[Interface dataset entries]
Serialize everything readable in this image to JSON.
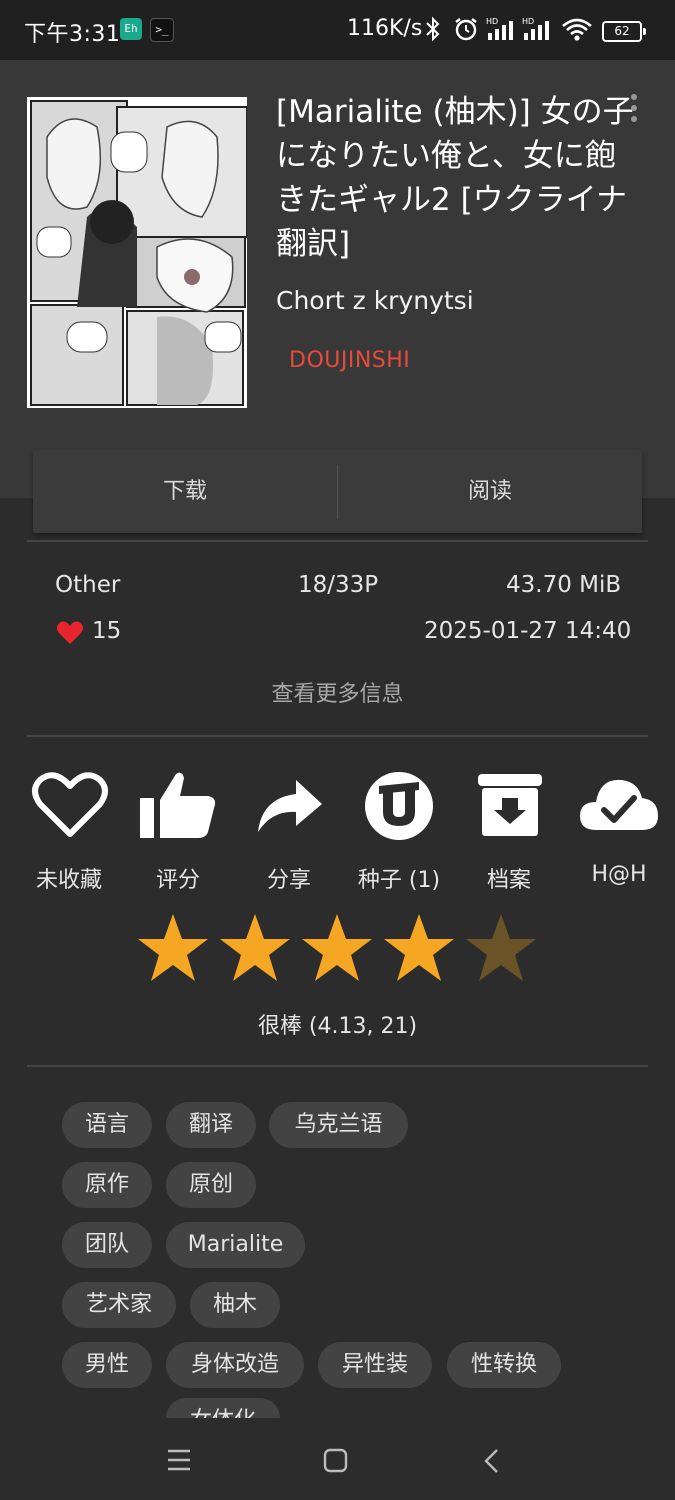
{
  "status_bar": {
    "time": "下午3:31",
    "app_badge_1": "Eh",
    "app_badge_2": ">_",
    "network_speed": "116K/s",
    "battery": "62"
  },
  "gallery": {
    "title": "[Marialite (柚木)] 女の子になりたい俺と、女に飽きたギャル2 [ウクライナ翻訳]",
    "uploader": "Chort z krynytsi",
    "category": "DOUJINSHI",
    "category_color": "#e84a3c"
  },
  "actions": {
    "download": "下载",
    "read": "阅读"
  },
  "info": {
    "language": "Other",
    "pages": "18/33P",
    "size": "43.70 MiB",
    "favorites": "15",
    "posted": "2025-01-27 14:40",
    "more_info": "查看更多信息"
  },
  "action_row": [
    {
      "label": "未收藏",
      "icon": "heart-outline-icon"
    },
    {
      "label": "评分",
      "icon": "thumbs-up-icon"
    },
    {
      "label": "分享",
      "icon": "share-arrow-icon"
    },
    {
      "label": "种子 (1)",
      "icon": "torrent-icon"
    },
    {
      "label": "档案",
      "icon": "archive-icon"
    },
    {
      "label": "H@H",
      "icon": "cloud-check-icon"
    }
  ],
  "rating": {
    "stars_filled": 4,
    "stars_total": 5,
    "text": "很棒 (4.13, 21)",
    "star_color": "#f5a623"
  },
  "tags": [
    {
      "namespace": "语言",
      "values": [
        "翻译",
        "乌克兰语"
      ]
    },
    {
      "namespace": "原作",
      "values": [
        "原创"
      ]
    },
    {
      "namespace": "团队",
      "values": [
        "Marialite"
      ]
    },
    {
      "namespace": "艺术家",
      "values": [
        "柚木"
      ]
    },
    {
      "namespace": "男性",
      "values": [
        "身体改造",
        "异性装",
        "性转换",
        "女体化"
      ]
    }
  ]
}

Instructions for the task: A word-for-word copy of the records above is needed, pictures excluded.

Reply:
Serialize everything readable in this image to JSON.
{
  "status_bar": {
    "time": "下午3:31",
    "app_badge_1": "Eh",
    "app_badge_2": ">_",
    "network_speed": "116K/s",
    "battery": "62"
  },
  "gallery": {
    "title": "[Marialite (柚木)] 女の子になりたい俺と、女に飽きたギャル2 [ウクライナ翻訳]",
    "uploader": "Chort z krynytsi",
    "category": "DOUJINSHI",
    "category_color": "#e84a3c"
  },
  "actions": {
    "download": "下载",
    "read": "阅读"
  },
  "info": {
    "language": "Other",
    "pages": "18/33P",
    "size": "43.70 MiB",
    "favorites": "15",
    "posted": "2025-01-27 14:40",
    "more_info": "查看更多信息"
  },
  "action_row": [
    {
      "label": "未收藏",
      "icon": "heart-outline-icon"
    },
    {
      "label": "评分",
      "icon": "thumbs-up-icon"
    },
    {
      "label": "分享",
      "icon": "share-arrow-icon"
    },
    {
      "label": "种子 (1)",
      "icon": "torrent-icon"
    },
    {
      "label": "档案",
      "icon": "archive-icon"
    },
    {
      "label": "H@H",
      "icon": "cloud-check-icon"
    }
  ],
  "rating": {
    "stars_filled": 4,
    "stars_total": 5,
    "text": "很棒 (4.13, 21)",
    "star_color": "#f5a623"
  },
  "tags": [
    {
      "namespace": "语言",
      "values": [
        "翻译",
        "乌克兰语"
      ]
    },
    {
      "namespace": "原作",
      "values": [
        "原创"
      ]
    },
    {
      "namespace": "团队",
      "values": [
        "Marialite"
      ]
    },
    {
      "namespace": "艺术家",
      "values": [
        "柚木"
      ]
    },
    {
      "namespace": "男性",
      "values": [
        "身体改造",
        "异性装",
        "性转换",
        "女体化"
      ]
    }
  ]
}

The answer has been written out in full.